This morning our Community Programs Manager, Leila Sarangi spoke at a City Hall press conference organized by Commitmement2Community (povertyreductionto.ca) to call out for real budget solutions rather than the cuts and fees, as proposed in the 2017 City Budget.
Leila talked about the impact high user fees and city service cuts has on women and children and our shock and disappointment that the City’s 2017 budget plan has no new investments in poverty reduction initiatives.
Read her full statement:
JULY 11, 2016
CITY HALL PRESS CONFERENCE: CLOSE THE FAIRNESS GAP
“Hello and good morning. My name is Leila Sarangi and I am the Community Programs Manager at Women’s Habitat of Etobicoke. We provide services to women and their dependents who have experienced violence, the vast majority of whom are living in poverty.
Over the past two years, through conversations that fed into the city’s consultation process, we spoke to over 2000 women across the city and heard clearly that the issues that need to be resolved to alleviate poverty are housing, jobs and childcare, in addition to other services including transit and recreation.
We also heard the City promise to implement the recommendations in these areas of their poverty reduction strategy when they unanimously adopted it last year.
So we were shocked and concerned when the City put forward a 2017 budget plan that considers a 2.6% cut across all divisions, with no new investments in poverty reduction initiatives and that pushes the implementation of any new revenue tools further down the road.

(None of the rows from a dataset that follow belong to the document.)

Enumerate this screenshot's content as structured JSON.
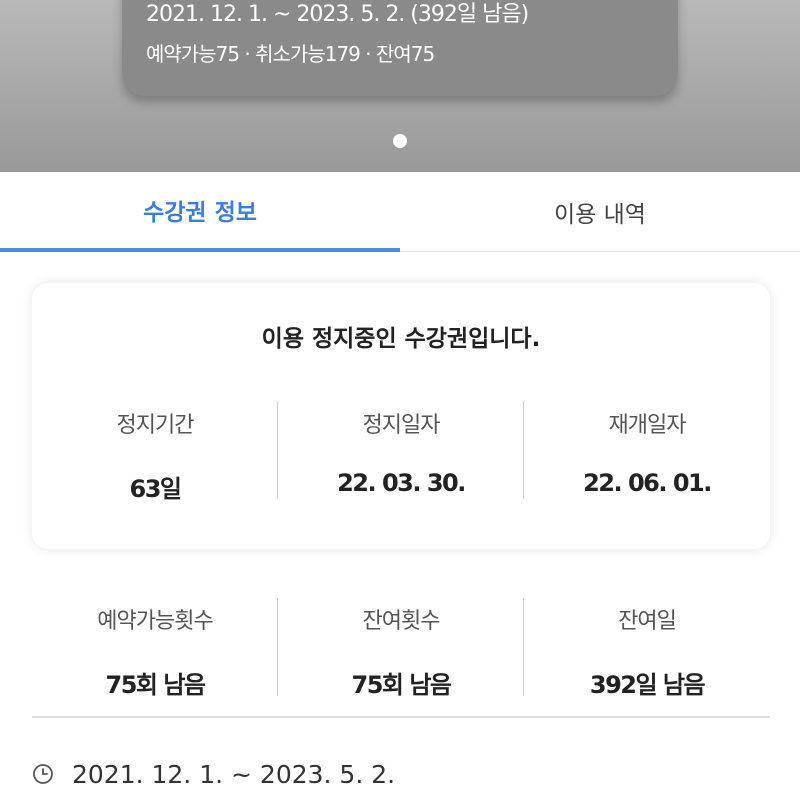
{
  "membership_card": {
    "period": "2021. 12. 1. ~ 2023. 5. 2. (392일 남음)",
    "counts": "예약가능75 · 취소가능179 · 잔여75"
  },
  "tabs": [
    {
      "label": "수강권 정보",
      "active": true
    },
    {
      "label": "이용 내역",
      "active": false
    }
  ],
  "pause_panel": {
    "title": "이용 정지중인 수강권입니다.",
    "items": [
      {
        "label": "정지기간",
        "value": "63일"
      },
      {
        "label": "정지일자",
        "value": "22. 03. 30."
      },
      {
        "label": "재개일자",
        "value": "22. 06. 01."
      }
    ]
  },
  "stats": [
    {
      "label": "예약가능횟수",
      "value": "75회 남음"
    },
    {
      "label": "잔여횟수",
      "value": "75회 남음"
    },
    {
      "label": "잔여일",
      "value": "392일 남음"
    }
  ],
  "usage_period": {
    "icon": "clock-icon",
    "text": "2021. 12. 1. ~ 2023. 5. 2."
  },
  "colors": {
    "accent": "#3b7ed8",
    "hero_bg": "#a8a8a8",
    "card_bg": "#8a8a8a"
  }
}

Statistics show that one in four Torontonians are poor. And to a great extent, when we talk about poverty in Toronto, we are talking about women’s poverty. With a persistent wage and income gap between women and men which is larger if she is racialized or indigenous, women are generally the poorest members of households, the poorest people in a neighbourhood, and the poorest citizens of a city. The recent revelation that Toronto has the highest child poverty rate in Canada is really an indicator of our city’s rate of poverty among mothers.

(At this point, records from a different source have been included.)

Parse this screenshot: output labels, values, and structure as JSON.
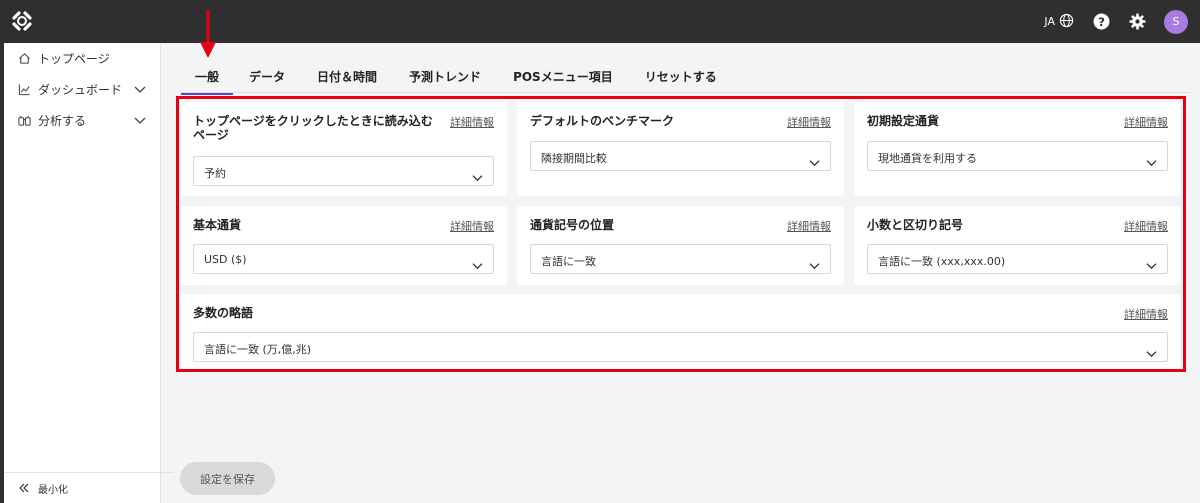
{
  "topbar": {
    "lang": "JA",
    "avatar_initial": "S"
  },
  "sidebar": {
    "items": [
      {
        "label": "トップページ",
        "icon": "home-icon"
      },
      {
        "label": "ダッシュボード",
        "icon": "chart-icon"
      },
      {
        "label": "分析する",
        "icon": "binoculars-icon"
      }
    ],
    "minimize_label": "最小化"
  },
  "tabs": [
    "一般",
    "データ",
    "日付＆時間",
    "予測トレンド",
    "POSメニュー項目",
    "リセットする"
  ],
  "active_tab": "一般",
  "details_label": "詳細情報",
  "cards": {
    "top_page": {
      "title": "トップページをクリックしたときに読み込むページ",
      "value": "予約"
    },
    "benchmark": {
      "title": "デフォルトのベンチマーク",
      "value": "隣接期間比較"
    },
    "initial_currency": {
      "title": "初期設定通貨",
      "value": "現地通貨を利用する"
    },
    "base_currency": {
      "title": "基本通貨",
      "value": "USD ($)"
    },
    "currency_symbol": {
      "title": "通貨記号の位置",
      "value": "言語に一致"
    },
    "decimal_separator": {
      "title": "小数と区切り記号",
      "value": "言語に一致 (xxx,xxx.00)"
    },
    "large_number": {
      "title": "多数の略語",
      "value": "言語に一致 (万,億,兆)"
    }
  },
  "save_label": "設定を保存",
  "colors": {
    "accent": "#6a3fc7",
    "annotation": "#e60012",
    "topbar": "#2f2f2f"
  }
}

This budget plan will not be putting women or Torontonians on the path to prosperity.
Housing is a critical issue that we deal with on a daily basis. The lack of affordable and safe housing is the number one reason why women cannot leave abusive relationships, it’s why there are 175,000 people on the social housing waitlist, it is why our shelter system is backlogged. Without new investments, people will continue to struggle with precarious housing, homelessness, hunger. And this backlog will mean our emergency shelter system will continue to turn away 300 women and their children each night.
In this budget plan, people living on low-incomes will continue to struggle with rising transit fares, women will struggle with long commute times that make it difficult to drop off children and get to work on time and we have seen women lose jobs because of this. Women will continue to be unable go to work because they’re stuck on waitlists for affordable, local childcare, and because flexible childcare for those work outside of the traditional 9-5 hours just doesn’t exist.
We can look to examples outside of Toronto where investments into childcare directly led to broad economic returns in Quebec and have resulted in nearly equal workforce participation in Sweden’s proportional system.
This 2017 budget plan will not make this kind of difference. Instead, it will put low-income women and Torontonians further behind. Higher user fees and service cuts means the poorest in our communities will pay more and access less, we still won’t be addressing the City’s revenue problem, and the fairness gap between those who can afford to live in this city and those who face barriers to prosperity will continue to widen and polarize.
We urge the city to meaningfully close this fairness gap by implementing fair revenue tools and making real investments into the poverty reduction strategy in this coming budget. Thank you.”
For more information on how you can get involved in closing the fairness gap contact Leila at email@example.com.